■ Your goal
Write out each line of the material below exactly as given.

☆ ☆ ☆

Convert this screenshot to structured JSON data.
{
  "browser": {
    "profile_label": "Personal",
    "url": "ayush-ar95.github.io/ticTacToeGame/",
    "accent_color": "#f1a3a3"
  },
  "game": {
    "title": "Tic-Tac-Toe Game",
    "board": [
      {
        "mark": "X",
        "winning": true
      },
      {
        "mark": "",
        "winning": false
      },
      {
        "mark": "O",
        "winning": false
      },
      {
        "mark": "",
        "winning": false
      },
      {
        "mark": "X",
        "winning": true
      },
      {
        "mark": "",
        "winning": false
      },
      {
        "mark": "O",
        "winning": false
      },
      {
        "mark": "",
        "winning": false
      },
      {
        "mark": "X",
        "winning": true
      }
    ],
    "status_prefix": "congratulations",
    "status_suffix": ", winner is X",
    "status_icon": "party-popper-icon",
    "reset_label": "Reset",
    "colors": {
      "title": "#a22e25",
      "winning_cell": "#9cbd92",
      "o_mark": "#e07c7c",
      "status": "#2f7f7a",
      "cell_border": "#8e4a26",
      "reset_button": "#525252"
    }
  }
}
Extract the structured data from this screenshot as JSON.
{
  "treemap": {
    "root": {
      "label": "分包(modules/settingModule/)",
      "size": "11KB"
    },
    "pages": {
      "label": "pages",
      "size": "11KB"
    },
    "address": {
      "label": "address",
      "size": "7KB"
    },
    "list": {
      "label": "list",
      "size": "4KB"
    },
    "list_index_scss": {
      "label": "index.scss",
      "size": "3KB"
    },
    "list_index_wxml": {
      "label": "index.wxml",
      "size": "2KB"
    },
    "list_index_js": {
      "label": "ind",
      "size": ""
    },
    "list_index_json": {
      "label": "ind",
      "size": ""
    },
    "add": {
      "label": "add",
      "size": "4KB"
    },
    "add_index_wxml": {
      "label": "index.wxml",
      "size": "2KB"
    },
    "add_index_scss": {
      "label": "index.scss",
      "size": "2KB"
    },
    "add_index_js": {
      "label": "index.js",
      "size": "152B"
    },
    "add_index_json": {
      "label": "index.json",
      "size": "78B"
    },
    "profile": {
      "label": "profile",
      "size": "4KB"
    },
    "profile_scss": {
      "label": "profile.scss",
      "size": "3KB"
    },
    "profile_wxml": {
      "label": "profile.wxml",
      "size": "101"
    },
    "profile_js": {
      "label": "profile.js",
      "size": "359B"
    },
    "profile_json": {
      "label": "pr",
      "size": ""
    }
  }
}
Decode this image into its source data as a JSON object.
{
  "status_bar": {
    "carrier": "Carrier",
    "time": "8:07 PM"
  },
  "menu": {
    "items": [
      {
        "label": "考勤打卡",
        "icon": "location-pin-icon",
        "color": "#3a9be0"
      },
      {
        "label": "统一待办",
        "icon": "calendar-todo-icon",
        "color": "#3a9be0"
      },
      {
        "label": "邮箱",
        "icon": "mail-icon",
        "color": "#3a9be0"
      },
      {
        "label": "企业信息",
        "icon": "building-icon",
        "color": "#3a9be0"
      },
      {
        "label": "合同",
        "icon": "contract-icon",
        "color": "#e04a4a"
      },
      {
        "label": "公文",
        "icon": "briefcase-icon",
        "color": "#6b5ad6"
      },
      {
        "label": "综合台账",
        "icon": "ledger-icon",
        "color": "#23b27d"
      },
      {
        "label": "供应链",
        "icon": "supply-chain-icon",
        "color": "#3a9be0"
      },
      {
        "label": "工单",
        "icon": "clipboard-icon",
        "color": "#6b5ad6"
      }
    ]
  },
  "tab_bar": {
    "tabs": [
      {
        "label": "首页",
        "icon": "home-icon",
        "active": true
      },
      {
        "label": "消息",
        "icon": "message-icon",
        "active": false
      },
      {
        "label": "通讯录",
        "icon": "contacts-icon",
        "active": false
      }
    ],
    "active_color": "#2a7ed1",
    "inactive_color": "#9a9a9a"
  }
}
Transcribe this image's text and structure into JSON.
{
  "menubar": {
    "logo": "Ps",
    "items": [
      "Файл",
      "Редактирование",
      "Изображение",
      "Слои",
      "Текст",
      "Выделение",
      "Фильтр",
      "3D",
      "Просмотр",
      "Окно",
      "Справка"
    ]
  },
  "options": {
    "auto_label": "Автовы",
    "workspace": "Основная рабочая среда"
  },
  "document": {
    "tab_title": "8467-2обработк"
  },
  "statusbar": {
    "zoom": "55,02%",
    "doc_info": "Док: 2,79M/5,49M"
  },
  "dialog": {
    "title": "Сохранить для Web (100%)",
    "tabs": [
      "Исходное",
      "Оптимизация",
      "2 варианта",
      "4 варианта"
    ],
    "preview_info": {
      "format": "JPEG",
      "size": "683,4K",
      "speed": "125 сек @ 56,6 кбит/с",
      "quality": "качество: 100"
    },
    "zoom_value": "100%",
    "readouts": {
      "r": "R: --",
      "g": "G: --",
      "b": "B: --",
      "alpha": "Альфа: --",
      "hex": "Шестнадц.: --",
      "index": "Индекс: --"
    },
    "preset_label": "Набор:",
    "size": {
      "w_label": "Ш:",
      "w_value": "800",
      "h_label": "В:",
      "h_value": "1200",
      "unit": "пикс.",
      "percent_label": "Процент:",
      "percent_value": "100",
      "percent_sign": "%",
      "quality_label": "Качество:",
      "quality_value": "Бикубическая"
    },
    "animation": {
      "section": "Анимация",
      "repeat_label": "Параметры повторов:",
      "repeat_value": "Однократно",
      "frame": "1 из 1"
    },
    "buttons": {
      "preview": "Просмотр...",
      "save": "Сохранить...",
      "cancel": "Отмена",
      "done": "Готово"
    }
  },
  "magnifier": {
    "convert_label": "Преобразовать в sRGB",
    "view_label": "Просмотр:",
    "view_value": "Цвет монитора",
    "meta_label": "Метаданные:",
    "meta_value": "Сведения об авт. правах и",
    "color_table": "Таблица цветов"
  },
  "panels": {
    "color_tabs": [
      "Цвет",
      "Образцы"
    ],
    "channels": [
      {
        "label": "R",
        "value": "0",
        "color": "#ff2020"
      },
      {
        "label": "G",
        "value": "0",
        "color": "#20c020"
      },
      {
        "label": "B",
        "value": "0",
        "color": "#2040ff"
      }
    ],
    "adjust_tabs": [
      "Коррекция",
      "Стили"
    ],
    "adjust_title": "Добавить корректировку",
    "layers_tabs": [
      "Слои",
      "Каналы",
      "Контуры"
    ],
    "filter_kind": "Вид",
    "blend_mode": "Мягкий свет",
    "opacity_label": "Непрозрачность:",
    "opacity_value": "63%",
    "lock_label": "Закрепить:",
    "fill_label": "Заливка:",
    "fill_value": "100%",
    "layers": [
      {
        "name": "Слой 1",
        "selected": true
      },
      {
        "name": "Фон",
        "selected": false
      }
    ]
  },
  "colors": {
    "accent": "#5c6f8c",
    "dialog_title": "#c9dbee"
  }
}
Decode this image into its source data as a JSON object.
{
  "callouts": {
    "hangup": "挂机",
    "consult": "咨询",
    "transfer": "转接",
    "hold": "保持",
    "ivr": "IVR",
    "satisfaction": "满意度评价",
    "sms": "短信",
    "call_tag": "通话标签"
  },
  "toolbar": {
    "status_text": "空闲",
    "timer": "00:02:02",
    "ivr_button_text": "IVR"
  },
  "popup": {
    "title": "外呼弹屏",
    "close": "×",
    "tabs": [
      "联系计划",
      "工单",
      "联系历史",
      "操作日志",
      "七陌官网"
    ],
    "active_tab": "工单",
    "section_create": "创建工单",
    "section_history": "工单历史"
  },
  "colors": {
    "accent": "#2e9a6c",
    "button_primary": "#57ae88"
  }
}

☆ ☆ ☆

■ Response box
Convert this screenshot to structured JSON data.
{
  "browser": {
    "profile_label": "Personal",
    "url": "ayush-ar95.github.io/ticTacToeGame/",
    "accent_color": "#f1a3a3"
  },
  "game": {
    "title": "Tic-Tac-Toe Game",
    "board": [
      {
        "mark": "X",
        "winning": true
      },
      {
        "mark": "",
        "winning": false
      },
      {
        "mark": "O",
        "winning": false
      },
      {
        "mark": "",
        "winning": false
      },
      {
        "mark": "X",
        "winning": true
      },
      {
        "mark": "",
        "winning": false
      },
      {
        "mark": "O",
        "winning": false
      },
      {
        "mark": "",
        "winning": false
      },
      {
        "mark": "X",
        "winning": true
      }
    ],
    "status_prefix": "congratulations",
    "status_suffix": ", winner is X",
    "status_icon": "party-popper-icon",
    "reset_label": "Reset",
    "colors": {
      "title": "#a22e25",
      "winning_cell": "#9cbd92",
      "o_mark": "#e07c7c",
      "status": "#2f7f7a",
      "cell_border": "#8e4a26",
      "reset_button": "#525252"
    }
  }
}
Extract the structured data from this screenshot as JSON.
{
  "treemap": {
    "root": {
      "label": "分包(modules/settingModule/)",
      "size": "11KB"
    },
    "pages": {
      "label": "pages",
      "size": "11KB"
    },
    "address": {
      "label": "address",
      "size": "7KB"
    },
    "list": {
      "label": "list",
      "size": "4KB"
    },
    "list_index_scss": {
      "label": "index.scss",
      "size": "3KB"
    },
    "list_index_wxml": {
      "label": "index.wxml",
      "size": "2KB"
    },
    "list_index_js": {
      "label": "ind",
      "size": ""
    },
    "list_index_json": {
      "label": "ind",
      "size": ""
    },
    "add": {
      "label": "add",
      "size": "4KB"
    },
    "add_index_wxml": {
      "label": "index.wxml",
      "size": "2KB"
    },
    "add_index_scss": {
      "label": "index.scss",
      "size": "2KB"
    },
    "add_index_js": {
      "label": "index.js",
      "size": "152B"
    },
    "add_index_json": {
      "label": "index.json",
      "size": "78B"
    },
    "profile": {
      "label": "profile",
      "size": "4KB"
    },
    "profile_scss": {
      "label": "profile.scss",
      "size": "3KB"
    },
    "profile_wxml": {
      "label": "profile.wxml",
      "size": "101"
    },
    "profile_js": {
      "label": "profile.js",
      "size": "359B"
    },
    "profile_json": {
      "label": "pr",
      "size": ""
    }
  }
}
Decode this image into its source data as a JSON object.
{
  "status_bar": {
    "carrier": "Carrier",
    "time": "8:07 PM"
  },
  "menu": {
    "items": [
      {
        "label": "考勤打卡",
        "icon": "location-pin-icon",
        "color": "#3a9be0"
      },
      {
        "label": "统一待办",
        "icon": "calendar-todo-icon",
        "color": "#3a9be0"
      },
      {
        "label": "邮箱",
        "icon": "mail-icon",
        "color": "#3a9be0"
      },
      {
        "label": "企业信息",
        "icon": "building-icon",
        "color": "#3a9be0"
      },
      {
        "label": "合同",
        "icon": "contract-icon",
        "color": "#e04a4a"
      },
      {
        "label": "公文",
        "icon": "briefcase-icon",
        "color": "#6b5ad6"
      },
      {
        "label": "综合台账",
        "icon": "ledger-icon",
        "color": "#23b27d"
      },
      {
        "label": "供应链",
        "icon": "supply-chain-icon",
        "color": "#3a9be0"
      },
      {
        "label": "工单",
        "icon": "clipboard-icon",
        "color": "#6b5ad6"
      }
    ]
  },
  "tab_bar": {
    "tabs": [
      {
        "label": "首页",
        "icon": "home-icon",
        "active": true
      },
      {
        "label": "消息",
        "icon": "message-icon",
        "active": false
      },
      {
        "label": "通讯录",
        "icon": "contacts-icon",
        "active": false
      }
    ],
    "active_color": "#2a7ed1",
    "inactive_color": "#9a9a9a"
  }
}
Transcribe this image's text and structure into JSON.
{
  "menubar": {
    "logo": "Ps",
    "items": [
      "Файл",
      "Редактирование",
      "Изображение",
      "Слои",
      "Текст",
      "Выделение",
      "Фильтр",
      "3D",
      "Просмотр",
      "Окно",
      "Справка"
    ]
  },
  "options": {
    "auto_label": "Автовы",
    "workspace": "Основная рабочая среда"
  },
  "document": {
    "tab_title": "8467-2обработк"
  },
  "statusbar": {
    "zoom": "55,02%",
    "doc_info": "Док: 2,79M/5,49M"
  },
  "dialog": {
    "title": "Сохранить для Web (100%)",
    "tabs": [
      "Исходное",
      "Оптимизация",
      "2 варианта",
      "4 варианта"
    ],
    "preview_info": {
      "format": "JPEG",
      "size": "683,4K",
      "speed": "125 сек @ 56,6 кбит/с",
      "quality": "качество: 100"
    },
    "zoom_value": "100%",
    "readouts": {
      "r": "R: --",
      "g": "G: --",
      "b": "B: --",
      "alpha": "Альфа: --",
      "hex": "Шестнадц.: --",
      "index": "Индекс: --"
    },
    "preset_label": "Набор:",
    "size": {
      "w_label": "Ш:",
      "w_value": "800",
      "h_label": "В:",
      "h_value": "1200",
      "unit": "пикс.",
      "percent_label": "Процент:",
      "percent_value": "100",
      "percent_sign": "%",
      "quality_label": "Качество:",
      "quality_value": "Бикубическая"
    },
    "animation": {
      "section": "Анимация",
      "repeat_label": "Параметры повторов:",
      "repeat_value": "Однократно",
      "frame": "1 из 1"
    },
    "buttons": {
      "preview": "Просмотр...",
      "save": "Сохранить...",
      "cancel": "Отмена",
      "done": "Готово"
    }
  },
  "magnifier": {
    "convert_label": "Преобразовать в sRGB",
    "view_label": "Просмотр:",
    "view_value": "Цвет монитора",
    "meta_label": "Метаданные:",
    "meta_value": "Сведения об авт. правах и",
    "color_table": "Таблица цветов"
  },
  "panels": {
    "color_tabs": [
      "Цвет",
      "Образцы"
    ],
    "channels": [
      {
        "label": "R",
        "value": "0",
        "color": "#ff2020"
      },
      {
        "label": "G",
        "value": "0",
        "color": "#20c020"
      },
      {
        "label": "B",
        "value": "0",
        "color": "#2040ff"
      }
    ],
    "adjust_tabs": [
      "Коррекция",
      "Стили"
    ],
    "adjust_title": "Добавить корректировку",
    "layers_tabs": [
      "Слои",
      "Каналы",
      "Контуры"
    ],
    "filter_kind": "Вид",
    "blend_mode": "Мягкий свет",
    "opacity_label": "Непрозрачность:",
    "opacity_value": "63%",
    "lock_label": "Закрепить:",
    "fill_label": "Заливка:",
    "fill_value": "100%",
    "layers": [
      {
        "name": "Слой 1",
        "selected": true
      },
      {
        "name": "Фон",
        "selected": false
      }
    ]
  },
  "colors": {
    "accent": "#5c6f8c",
    "dialog_title": "#c9dbee"
  }
}
Decode this image into its source data as a JSON object.
{
  "callouts": {
    "hangup": "挂机",
    "consult": "咨询",
    "transfer": "转接",
    "hold": "保持",
    "ivr": "IVR",
    "satisfaction": "满意度评价",
    "sms": "短信",
    "call_tag": "通话标签"
  },
  "toolbar": {
    "status_text": "空闲",
    "timer": "00:02:02",
    "ivr_button_text": "IVR"
  },
  "popup": {
    "title": "外呼弹屏",
    "close": "×",
    "tabs": [
      "联系计划",
      "工单",
      "联系历史",
      "操作日志",
      "七陌官网"
    ],
    "active_tab": "工单",
    "section_create": "创建工单",
    "section_history": "工单历史"
  },
  "colors": {
    "accent": "#2e9a6c",
    "button_primary": "#57ae88"
  }
}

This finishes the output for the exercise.